▶ [EXERCISE AIM]:
The required answer is an exact copy of the records below, without pictures.

▶ [STORED DATA]:
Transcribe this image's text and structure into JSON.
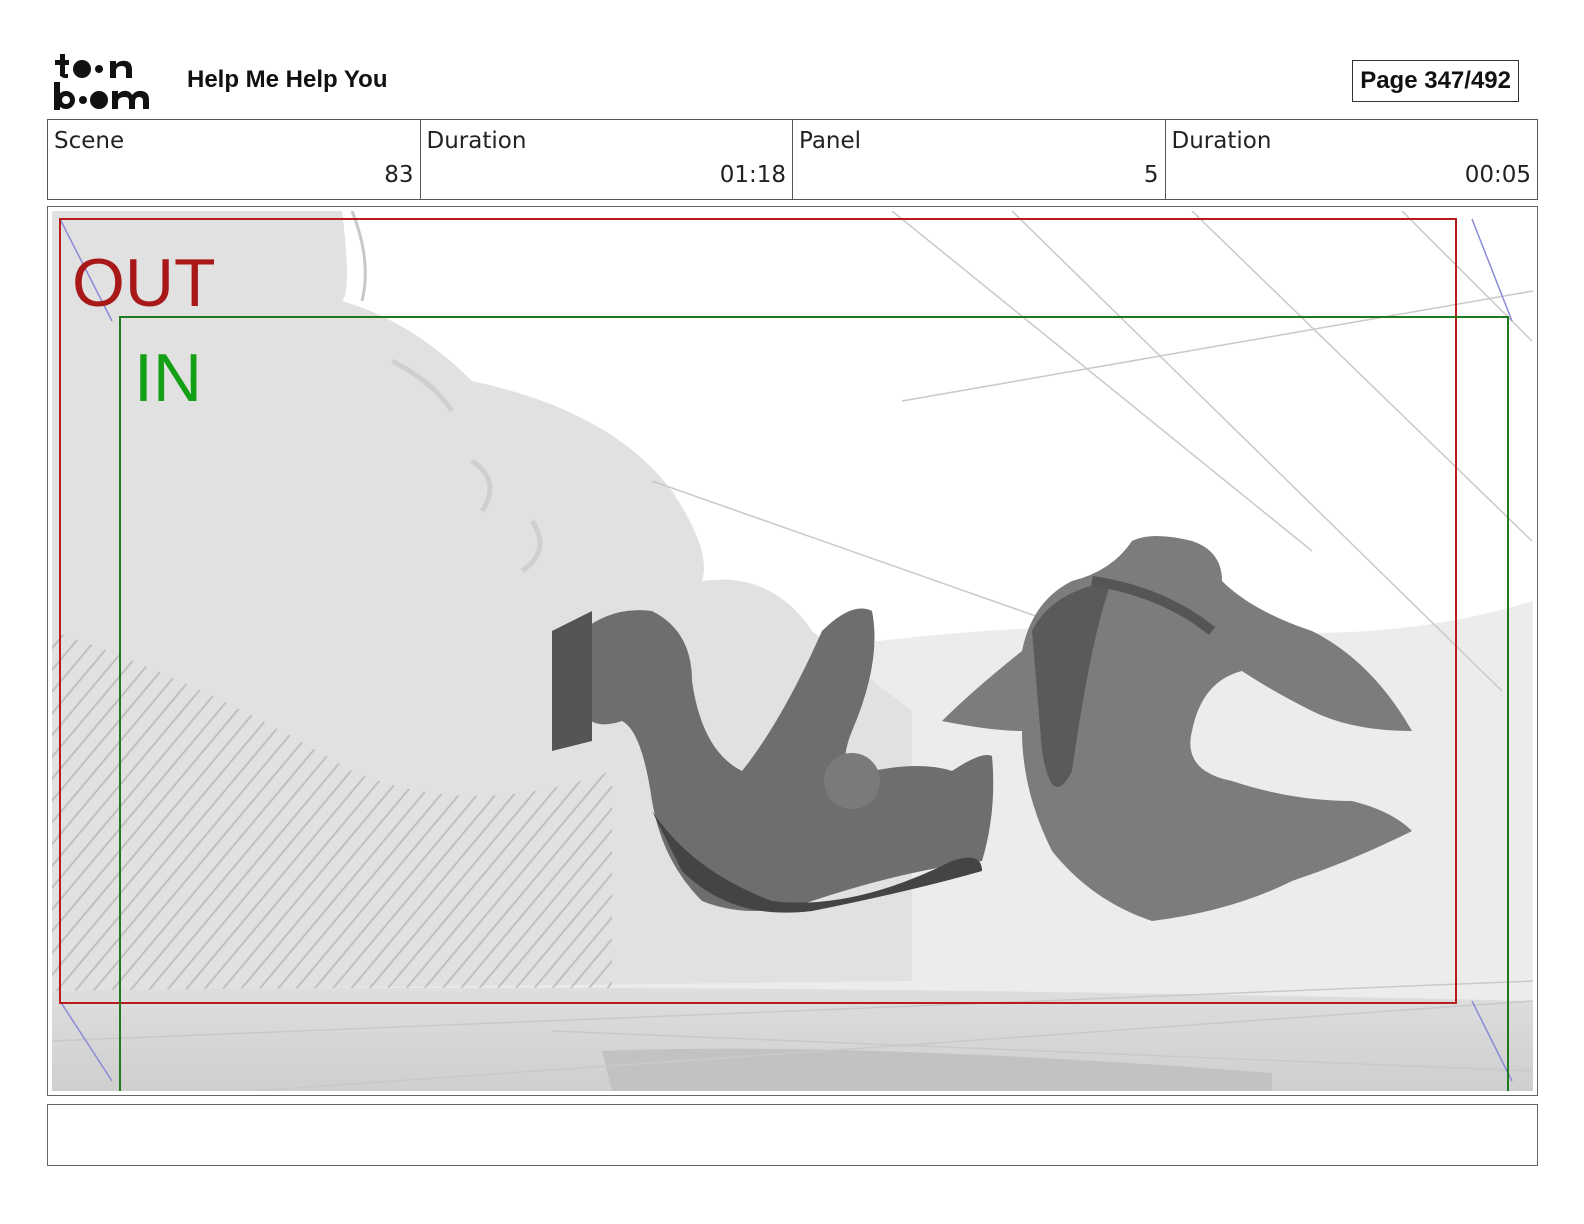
{
  "header": {
    "logo_line1": "toon",
    "logo_line2": "boom",
    "project_title": "Help Me Help You",
    "page_indicator": "Page 347/492"
  },
  "info": {
    "scene_label": "Scene",
    "scene_value": "83",
    "scene_duration_label": "Duration",
    "scene_duration_value": "01:18",
    "panel_label": "Panel",
    "panel_value": "5",
    "panel_duration_label": "Duration",
    "panel_duration_value": "00:05"
  },
  "panel": {
    "out_label": "OUT",
    "in_label": "IN",
    "out_frame_color": "#b81c1c",
    "in_frame_color": "#1f7a1f"
  },
  "notes": {
    "text": ""
  }
}
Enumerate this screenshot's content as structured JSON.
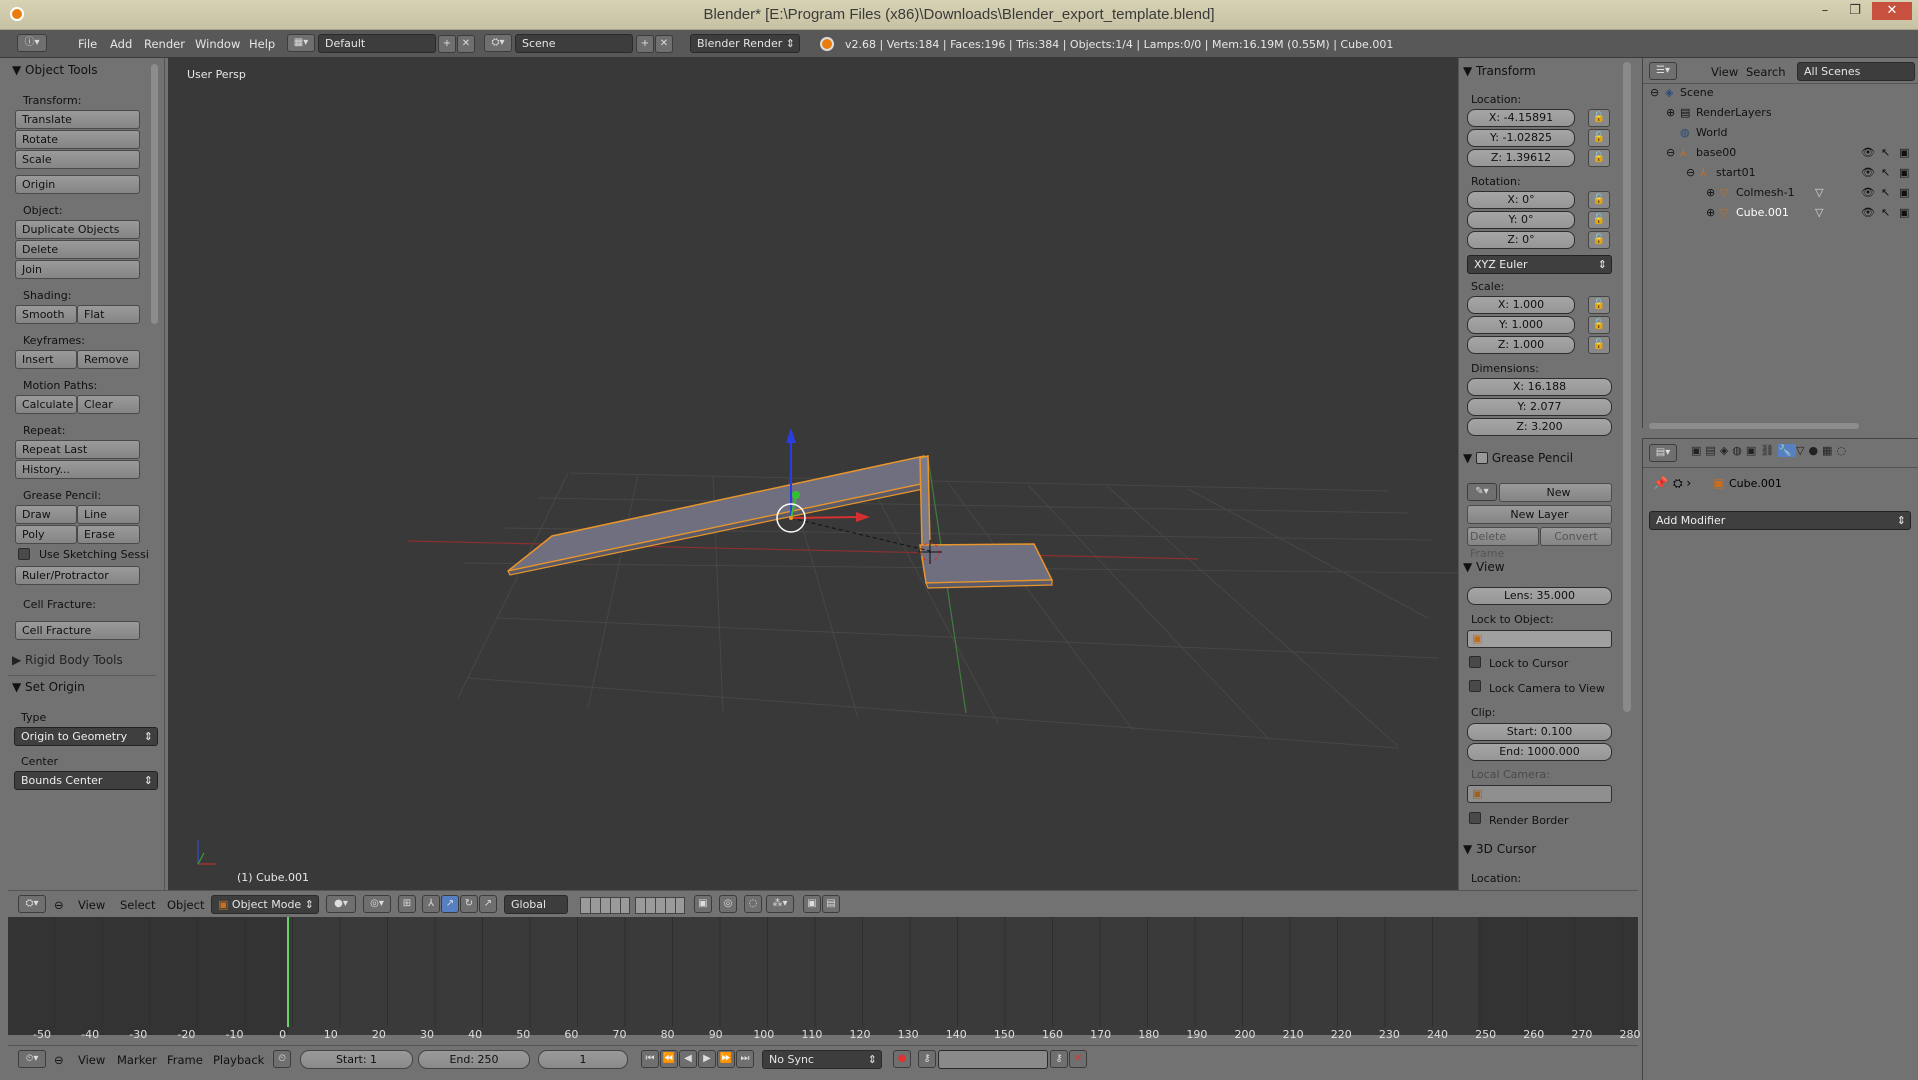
{
  "window": {
    "title": "Blender* [E:\\Program Files (x86)\\Downloads\\Blender_export_template.blend]",
    "min": "–",
    "max": "❐",
    "close": "✕"
  },
  "infobar": {
    "menus": [
      "File",
      "Add",
      "Render",
      "Window",
      "Help"
    ],
    "layout": "Default",
    "scene": "Scene",
    "engine": "Blender Render",
    "stats": "v2.68 | Verts:184 | Faces:196 | Tris:384 | Objects:1/4 | Lamps:0/0 | Mem:16.19M (0.55M) | Cube.001"
  },
  "toolshelf": {
    "title": "Object Tools",
    "transform_label": "Transform:",
    "translate": "Translate",
    "rotate": "Rotate",
    "scale": "Scale",
    "origin": "Origin",
    "object_label": "Object:",
    "duplicate": "Duplicate Objects",
    "delete": "Delete",
    "join": "Join",
    "shading_label": "Shading:",
    "smooth": "Smooth",
    "flat": "Flat",
    "keyframes_label": "Keyframes:",
    "insert": "Insert",
    "remove": "Remove",
    "motion_label": "Motion Paths:",
    "calculate": "Calculate",
    "clear": "Clear",
    "repeat_label": "Repeat:",
    "repeat_last": "Repeat Last",
    "history": "History...",
    "grease_label": "Grease Pencil:",
    "draw": "Draw",
    "line": "Line",
    "poly": "Poly",
    "erase": "Erase",
    "sketching": "Use Sketching Sessi",
    "ruler": "Ruler/Protractor",
    "cellfracture_label": "Cell Fracture:",
    "cellfracture": "Cell Fracture",
    "rigid": "Rigid Body Tools",
    "set_origin": "Set Origin",
    "type_label": "Type",
    "type_value": "Origin to Geometry",
    "center_label": "Center",
    "center_value": "Bounds Center"
  },
  "viewport": {
    "view_name": "User Persp",
    "object_label": "(1) Cube.001"
  },
  "npanel": {
    "transform": "Transform",
    "location_label": "Location:",
    "loc_x": "X: -4.15891",
    "loc_y": "Y: -1.02825",
    "loc_z": "Z: 1.39612",
    "rotation_label": "Rotation:",
    "rot_x": "X: 0°",
    "rot_y": "Y: 0°",
    "rot_z": "Z: 0°",
    "rot_mode": "XYZ Euler",
    "scale_label": "Scale:",
    "sc_x": "X: 1.000",
    "sc_y": "Y: 1.000",
    "sc_z": "Z: 1.000",
    "dimensions_label": "Dimensions:",
    "dim_x": "X: 16.188",
    "dim_y": "Y: 2.077",
    "dim_z": "Z: 3.200",
    "grease_pencil": "Grease Pencil",
    "new": "New",
    "new_layer": "New Layer",
    "delete_frame": "Delete Frame",
    "convert": "Convert",
    "view": "View",
    "lens": "Lens: 35.000",
    "lock_to_object": "Lock to Object:",
    "lock_to_cursor": "Lock to Cursor",
    "lock_camera": "Lock Camera to View",
    "clip_label": "Clip:",
    "clip_start": "Start: 0.100",
    "clip_end": "End: 1000.000",
    "local_camera": "Local Camera:",
    "render_border": "Render Border",
    "cursor3d": "3D Cursor",
    "cursor_location": "Location:"
  },
  "outliner": {
    "view": "View",
    "search": "Search",
    "filter": "All Scenes",
    "items": [
      "Scene",
      "RenderLayers",
      "World",
      "base00",
      "start01",
      "Colmesh-1",
      "Cube.001"
    ]
  },
  "properties": {
    "object": "Cube.001",
    "add_modifier": "Add Modifier"
  },
  "vpheader": {
    "view": "View",
    "select": "Select",
    "object": "Object",
    "mode": "Object Mode",
    "orientation": "Global"
  },
  "timeline": {
    "ticks": [
      "-50",
      "-40",
      "-30",
      "-20",
      "-10",
      "0",
      "10",
      "20",
      "30",
      "40",
      "50",
      "60",
      "70",
      "80",
      "90",
      "100",
      "110",
      "120",
      "130",
      "140",
      "150",
      "160",
      "170",
      "180",
      "190",
      "200",
      "210",
      "220",
      "230",
      "240",
      "250",
      "260",
      "270",
      "280"
    ],
    "current_frame": 0
  },
  "tlheader": {
    "view": "View",
    "marker": "Marker",
    "frame": "Frame",
    "playback": "Playback",
    "start": "Start: 1",
    "end": "End: 250",
    "current": "1",
    "sync": "No Sync"
  }
}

▶ [REPLY TO THE TASK]:
Transcribe this image's text and structure into JSON.
{
  "header": {
    "logo_line1": "toon",
    "logo_line2": "boom",
    "project_title": "Help Me Help You",
    "page_indicator": "Page 347/492"
  },
  "info": {
    "scene_label": "Scene",
    "scene_value": "83",
    "scene_duration_label": "Duration",
    "scene_duration_value": "01:18",
    "panel_label": "Panel",
    "panel_value": "5",
    "panel_duration_label": "Duration",
    "panel_duration_value": "00:05"
  },
  "panel": {
    "out_label": "OUT",
    "in_label": "IN",
    "out_frame_color": "#b81c1c",
    "in_frame_color": "#1f7a1f"
  },
  "notes": {
    "text": ""
  }
}
Enumerate this screenshot's content as structured JSON.
{
  "window": {
    "title": "Blender* [E:\\Program Files (x86)\\Downloads\\Blender_export_template.blend]",
    "min": "–",
    "max": "❐",
    "close": "✕"
  },
  "infobar": {
    "menus": [
      "File",
      "Add",
      "Render",
      "Window",
      "Help"
    ],
    "layout": "Default",
    "scene": "Scene",
    "engine": "Blender Render",
    "stats": "v2.68 | Verts:184 | Faces:196 | Tris:384 | Objects:1/4 | Lamps:0/0 | Mem:16.19M (0.55M) | Cube.001"
  },
  "toolshelf": {
    "title": "Object Tools",
    "transform_label": "Transform:",
    "translate": "Translate",
    "rotate": "Rotate",
    "scale": "Scale",
    "origin": "Origin",
    "object_label": "Object:",
    "duplicate": "Duplicate Objects",
    "delete": "Delete",
    "join": "Join",
    "shading_label": "Shading:",
    "smooth": "Smooth",
    "flat": "Flat",
    "keyframes_label": "Keyframes:",
    "insert": "Insert",
    "remove": "Remove",
    "motion_label": "Motion Paths:",
    "calculate": "Calculate",
    "clear": "Clear",
    "repeat_label": "Repeat:",
    "repeat_last": "Repeat Last",
    "history": "History...",
    "grease_label": "Grease Pencil:",
    "draw": "Draw",
    "line": "Line",
    "poly": "Poly",
    "erase": "Erase",
    "sketching": "Use Sketching Sessi",
    "ruler": "Ruler/Protractor",
    "cellfracture_label": "Cell Fracture:",
    "cellfracture": "Cell Fracture",
    "rigid": "Rigid Body Tools",
    "set_origin": "Set Origin",
    "type_label": "Type",
    "type_value": "Origin to Geometry",
    "center_label": "Center",
    "center_value": "Bounds Center"
  },
  "viewport": {
    "view_name": "User Persp",
    "object_label": "(1) Cube.001"
  },
  "npanel": {
    "transform": "Transform",
    "location_label": "Location:",
    "loc_x": "X: -4.15891",
    "loc_y": "Y: -1.02825",
    "loc_z": "Z: 1.39612",
    "rotation_label": "Rotation:",
    "rot_x": "X: 0°",
    "rot_y": "Y: 0°",
    "rot_z": "Z: 0°",
    "rot_mode": "XYZ Euler",
    "scale_label": "Scale:",
    "sc_x": "X: 1.000",
    "sc_y": "Y: 1.000",
    "sc_z": "Z: 1.000",
    "dimensions_label": "Dimensions:",
    "dim_x": "X: 16.188",
    "dim_y": "Y: 2.077",
    "dim_z": "Z: 3.200",
    "grease_pencil": "Grease Pencil",
    "new": "New",
    "new_layer": "New Layer",
    "delete_frame": "Delete Frame",
    "convert": "Convert",
    "view": "View",
    "lens": "Lens: 35.000",
    "lock_to_object": "Lock to Object:",
    "lock_to_cursor": "Lock to Cursor",
    "lock_camera": "Lock Camera to View",
    "clip_label": "Clip:",
    "clip_start": "Start: 0.100",
    "clip_end": "End: 1000.000",
    "local_camera": "Local Camera:",
    "render_border": "Render Border",
    "cursor3d": "3D Cursor",
    "cursor_location": "Location:"
  },
  "outliner": {
    "view": "View",
    "search": "Search",
    "filter": "All Scenes",
    "items": [
      "Scene",
      "RenderLayers",
      "World",
      "base00",
      "start01",
      "Colmesh-1",
      "Cube.001"
    ]
  },
  "properties": {
    "object": "Cube.001",
    "add_modifier": "Add Modifier"
  },
  "vpheader": {
    "view": "View",
    "select": "Select",
    "object": "Object",
    "mode": "Object Mode",
    "orientation": "Global"
  },
  "timeline": {
    "ticks": [
      "-50",
      "-40",
      "-30",
      "-20",
      "-10",
      "0",
      "10",
      "20",
      "30",
      "40",
      "50",
      "60",
      "70",
      "80",
      "90",
      "100",
      "110",
      "120",
      "130",
      "140",
      "150",
      "160",
      "170",
      "180",
      "190",
      "200",
      "210",
      "220",
      "230",
      "240",
      "250",
      "260",
      "270",
      "280"
    ],
    "current_frame": 0
  },
  "tlheader": {
    "view": "View",
    "marker": "Marker",
    "frame": "Frame",
    "playback": "Playback",
    "start": "Start: 1",
    "end": "End: 250",
    "current": "1",
    "sync": "No Sync"
  }
}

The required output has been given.